[Collected data entries]
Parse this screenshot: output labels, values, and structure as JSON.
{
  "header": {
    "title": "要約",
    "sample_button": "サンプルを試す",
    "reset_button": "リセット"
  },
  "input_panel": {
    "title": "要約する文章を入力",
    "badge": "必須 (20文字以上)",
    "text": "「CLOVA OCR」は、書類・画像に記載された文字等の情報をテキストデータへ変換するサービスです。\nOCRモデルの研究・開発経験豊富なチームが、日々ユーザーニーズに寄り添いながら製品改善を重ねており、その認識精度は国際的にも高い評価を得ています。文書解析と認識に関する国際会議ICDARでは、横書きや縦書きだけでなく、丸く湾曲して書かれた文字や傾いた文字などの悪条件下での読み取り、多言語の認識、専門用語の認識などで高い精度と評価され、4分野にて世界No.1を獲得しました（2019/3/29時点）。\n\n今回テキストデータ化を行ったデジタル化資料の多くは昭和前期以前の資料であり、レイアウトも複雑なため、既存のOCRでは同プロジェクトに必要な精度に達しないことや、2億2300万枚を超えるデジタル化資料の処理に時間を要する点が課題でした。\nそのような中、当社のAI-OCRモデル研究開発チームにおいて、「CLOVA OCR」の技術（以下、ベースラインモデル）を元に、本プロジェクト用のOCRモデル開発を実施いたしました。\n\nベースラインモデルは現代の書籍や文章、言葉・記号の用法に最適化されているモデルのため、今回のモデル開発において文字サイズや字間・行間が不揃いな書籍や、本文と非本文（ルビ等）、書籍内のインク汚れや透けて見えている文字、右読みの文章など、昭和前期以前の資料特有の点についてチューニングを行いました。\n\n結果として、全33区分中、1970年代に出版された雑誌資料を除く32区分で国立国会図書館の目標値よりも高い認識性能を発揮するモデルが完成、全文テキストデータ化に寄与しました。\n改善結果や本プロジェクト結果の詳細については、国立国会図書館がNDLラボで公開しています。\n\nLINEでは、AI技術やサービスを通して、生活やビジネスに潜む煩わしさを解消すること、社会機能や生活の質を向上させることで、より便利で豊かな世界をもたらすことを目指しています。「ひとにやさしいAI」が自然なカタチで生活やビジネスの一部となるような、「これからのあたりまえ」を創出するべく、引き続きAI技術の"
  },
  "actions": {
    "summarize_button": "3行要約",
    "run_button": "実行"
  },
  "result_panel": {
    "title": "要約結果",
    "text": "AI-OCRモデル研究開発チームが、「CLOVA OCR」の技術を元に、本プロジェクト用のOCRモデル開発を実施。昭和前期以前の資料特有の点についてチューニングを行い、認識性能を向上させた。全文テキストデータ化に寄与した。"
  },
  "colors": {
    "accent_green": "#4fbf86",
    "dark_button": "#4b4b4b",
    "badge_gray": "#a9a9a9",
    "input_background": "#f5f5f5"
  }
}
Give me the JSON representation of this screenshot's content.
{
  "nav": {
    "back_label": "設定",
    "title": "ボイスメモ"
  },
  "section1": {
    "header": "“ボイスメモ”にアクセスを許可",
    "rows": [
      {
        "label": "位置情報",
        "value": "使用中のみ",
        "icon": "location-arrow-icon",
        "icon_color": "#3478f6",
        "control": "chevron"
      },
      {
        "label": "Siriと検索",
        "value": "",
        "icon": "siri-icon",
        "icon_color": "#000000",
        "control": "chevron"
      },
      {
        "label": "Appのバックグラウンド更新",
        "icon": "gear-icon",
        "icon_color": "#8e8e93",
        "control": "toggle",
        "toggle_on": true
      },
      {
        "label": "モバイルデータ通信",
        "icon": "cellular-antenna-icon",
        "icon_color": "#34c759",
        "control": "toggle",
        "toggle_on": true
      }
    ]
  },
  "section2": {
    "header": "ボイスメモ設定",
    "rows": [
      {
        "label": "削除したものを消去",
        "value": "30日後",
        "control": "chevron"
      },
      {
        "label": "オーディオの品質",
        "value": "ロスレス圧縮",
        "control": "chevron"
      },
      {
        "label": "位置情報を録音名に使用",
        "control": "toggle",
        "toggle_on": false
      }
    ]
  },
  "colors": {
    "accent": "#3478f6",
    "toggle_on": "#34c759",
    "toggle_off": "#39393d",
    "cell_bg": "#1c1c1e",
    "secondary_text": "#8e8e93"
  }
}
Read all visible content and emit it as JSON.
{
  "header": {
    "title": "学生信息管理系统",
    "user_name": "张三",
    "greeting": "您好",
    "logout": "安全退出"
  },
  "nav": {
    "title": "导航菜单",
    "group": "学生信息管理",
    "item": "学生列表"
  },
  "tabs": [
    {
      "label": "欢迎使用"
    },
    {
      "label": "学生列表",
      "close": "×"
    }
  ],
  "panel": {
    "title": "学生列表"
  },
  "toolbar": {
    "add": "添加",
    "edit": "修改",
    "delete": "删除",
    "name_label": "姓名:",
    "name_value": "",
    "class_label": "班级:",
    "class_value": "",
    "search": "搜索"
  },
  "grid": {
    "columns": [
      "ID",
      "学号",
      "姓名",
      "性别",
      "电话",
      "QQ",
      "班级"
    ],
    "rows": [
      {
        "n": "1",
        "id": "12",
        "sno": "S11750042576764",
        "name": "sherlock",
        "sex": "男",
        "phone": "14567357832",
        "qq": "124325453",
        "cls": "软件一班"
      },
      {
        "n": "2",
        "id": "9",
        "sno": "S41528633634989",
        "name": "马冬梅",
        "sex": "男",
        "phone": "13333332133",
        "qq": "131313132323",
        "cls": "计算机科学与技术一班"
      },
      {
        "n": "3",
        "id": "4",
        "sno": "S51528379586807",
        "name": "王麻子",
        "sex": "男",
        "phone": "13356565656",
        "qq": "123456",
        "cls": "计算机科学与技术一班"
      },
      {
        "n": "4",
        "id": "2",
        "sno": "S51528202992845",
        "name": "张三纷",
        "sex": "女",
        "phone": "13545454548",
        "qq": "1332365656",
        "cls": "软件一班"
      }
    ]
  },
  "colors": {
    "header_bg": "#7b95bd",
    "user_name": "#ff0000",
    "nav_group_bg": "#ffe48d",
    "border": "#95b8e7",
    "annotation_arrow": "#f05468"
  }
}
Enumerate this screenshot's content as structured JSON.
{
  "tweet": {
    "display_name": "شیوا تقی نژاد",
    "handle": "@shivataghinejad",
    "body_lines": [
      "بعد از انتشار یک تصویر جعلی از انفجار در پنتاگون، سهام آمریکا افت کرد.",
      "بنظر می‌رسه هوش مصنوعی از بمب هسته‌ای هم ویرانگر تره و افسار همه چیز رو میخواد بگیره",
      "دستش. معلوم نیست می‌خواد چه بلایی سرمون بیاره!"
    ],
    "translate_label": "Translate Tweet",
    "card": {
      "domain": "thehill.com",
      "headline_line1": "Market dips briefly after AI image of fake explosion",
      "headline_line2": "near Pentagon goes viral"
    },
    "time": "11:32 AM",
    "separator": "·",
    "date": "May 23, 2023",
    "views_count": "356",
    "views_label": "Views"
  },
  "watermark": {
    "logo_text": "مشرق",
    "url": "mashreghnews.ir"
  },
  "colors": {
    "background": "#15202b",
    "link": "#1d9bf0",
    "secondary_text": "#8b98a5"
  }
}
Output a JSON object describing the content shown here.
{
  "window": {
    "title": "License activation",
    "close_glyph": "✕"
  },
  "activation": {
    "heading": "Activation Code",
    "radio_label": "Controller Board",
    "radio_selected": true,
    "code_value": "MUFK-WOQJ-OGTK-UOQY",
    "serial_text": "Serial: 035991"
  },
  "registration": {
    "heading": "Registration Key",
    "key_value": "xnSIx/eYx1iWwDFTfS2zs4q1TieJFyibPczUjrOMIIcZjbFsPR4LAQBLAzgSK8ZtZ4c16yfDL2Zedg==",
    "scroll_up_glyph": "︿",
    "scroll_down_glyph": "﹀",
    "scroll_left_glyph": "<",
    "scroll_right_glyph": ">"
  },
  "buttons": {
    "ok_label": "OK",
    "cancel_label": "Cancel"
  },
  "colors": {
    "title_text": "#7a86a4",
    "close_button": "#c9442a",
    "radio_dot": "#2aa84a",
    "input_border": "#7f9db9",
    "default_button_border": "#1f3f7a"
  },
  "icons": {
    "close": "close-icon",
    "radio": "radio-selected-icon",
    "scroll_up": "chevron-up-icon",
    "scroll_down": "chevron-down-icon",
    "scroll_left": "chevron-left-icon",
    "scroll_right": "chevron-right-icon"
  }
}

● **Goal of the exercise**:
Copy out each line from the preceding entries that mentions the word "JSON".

● **Exercise solution**:
Parse this screenshot: output labels, values, and structure as JSON.
Give me the JSON representation of this screenshot's content.
Read all visible content and emit it as JSON.
Enumerate this screenshot's content as structured JSON.
Output a JSON object describing the content shown here.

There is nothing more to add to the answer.